iPad sales fall shy of upbeat expectations

Apple sold about 300,000 iPads on the tablet computing device’s first day on the market, falling short of the most bullish projections and charting a course for a more modest initial adoption trend.

The company said the figure was based on the number of iPads delivered in the US to retailers, customers’ homes and businesses and/or sold directly at its own stores by midnight on Saturday.

More

On this story

IN Technology

The figure was in line with consensus estimates before the weekend, though some analysts, notably Gene Munster of Piper Jaffray, had forecast double those sales.

Apple limited the release of the iPad to the US market and advance orders to two per customer. The first version of the gadget – seen by many as Apple’s most important new product since the introduction of the iPhone in 2007 – only offers Wi-Fi connectivity, rather than a connection to the internet over a mobile network. Nevertheless, the debut day’s unit sales were slightly ahead of those at the 2007 US launch of the highly successful iPhone.

Sales of the iPhone and iPod Touch, which has similar software and functionality to the iPad, have soared since then, with 75m units in circulation as of January.

Many analysts said the iPad would take longer than the iPhone to find its market because the online marketplace for games, media content and reconfigured programs is just getting off the ground. It is also trying to create a new market segment as it is not intended to replace phones or regular PCs. The iPad does not come with a mouse or keyboard and requires finger-touches to function, a new way for most people to interact with software.

Interviews and online postings showed that early customers were happy with the gadgets, which has a starting price of $499.

Apple has told suppliers it wants to sell 1m units a month, according to analyst checks with the supply chain.
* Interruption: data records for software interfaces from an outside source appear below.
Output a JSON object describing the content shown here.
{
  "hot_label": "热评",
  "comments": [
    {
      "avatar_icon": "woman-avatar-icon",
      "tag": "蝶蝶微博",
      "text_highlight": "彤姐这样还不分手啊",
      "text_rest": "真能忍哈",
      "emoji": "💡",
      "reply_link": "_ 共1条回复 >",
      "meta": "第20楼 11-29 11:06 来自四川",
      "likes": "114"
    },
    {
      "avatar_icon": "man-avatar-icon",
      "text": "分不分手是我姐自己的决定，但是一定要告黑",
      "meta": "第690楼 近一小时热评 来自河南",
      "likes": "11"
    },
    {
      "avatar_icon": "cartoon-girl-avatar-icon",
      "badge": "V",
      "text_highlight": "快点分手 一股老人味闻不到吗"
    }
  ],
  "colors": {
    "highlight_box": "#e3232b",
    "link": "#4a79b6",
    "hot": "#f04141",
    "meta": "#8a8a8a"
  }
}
This figure is twice as high as many analysts on Wall Street are forecasting for the first year.

Copyright The Financial Times Limited 2014. You may share using our article tools.
Please don't cut articles from FT.com and redistribute by email or post to the web.

NEWS BY EMAIL

Sign up for email briefings to stay up to date on topics you are interested in